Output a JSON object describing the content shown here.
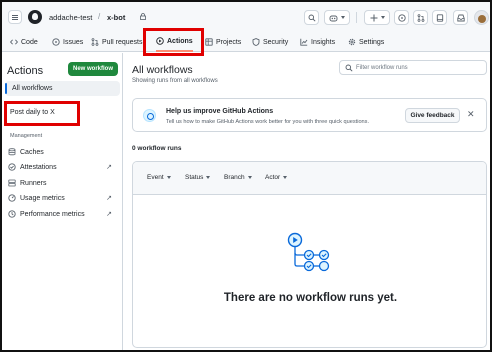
{
  "header": {
    "owner": "addache-test",
    "separator": "/",
    "repo": "x-bot"
  },
  "tabs": [
    {
      "label": "Code",
      "icon": "code-icon"
    },
    {
      "label": "Issues",
      "icon": "issue-icon"
    },
    {
      "label": "Pull requests",
      "icon": "pull-request-icon"
    },
    {
      "label": "Actions",
      "icon": "play-icon",
      "active": true
    },
    {
      "label": "Projects",
      "icon": "table-icon"
    },
    {
      "label": "Security",
      "icon": "shield-icon"
    },
    {
      "label": "Insights",
      "icon": "graph-icon"
    },
    {
      "label": "Settings",
      "icon": "gear-icon"
    }
  ],
  "sidebar": {
    "title": "Actions",
    "new_workflow": "New workflow",
    "all_workflows": "All workflows",
    "workflow": "Post daily to X",
    "management_heading": "Management",
    "items": [
      {
        "label": "Caches",
        "external": false
      },
      {
        "label": "Attestations",
        "external": true
      },
      {
        "label": "Runners",
        "external": false
      },
      {
        "label": "Usage metrics",
        "external": true
      },
      {
        "label": "Performance metrics",
        "external": true
      }
    ],
    "external_glyph": "↗"
  },
  "main": {
    "title": "All workflows",
    "subtitle": "Showing runs from all workflows",
    "filter_placeholder": "Filter workflow runs",
    "banner": {
      "title": "Help us improve GitHub Actions",
      "text": "Tell us how to make GitHub Actions work better for you with three quick questions.",
      "button": "Give feedback",
      "close": "✕"
    },
    "runs_count": "0 workflow runs",
    "filters": [
      "Event",
      "Status",
      "Branch",
      "Actor"
    ],
    "empty_text": "There are no workflow runs yet."
  },
  "colors": {
    "accent": "#0969da",
    "primary_button": "#1f883d",
    "active_tab_underline": "#fd8c73",
    "highlight_box": "#e00000"
  }
}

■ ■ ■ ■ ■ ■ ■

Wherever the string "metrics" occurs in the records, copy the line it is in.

> **Answer to this task**:
        "label": "Usage metrics",
        "label": "Performance metrics",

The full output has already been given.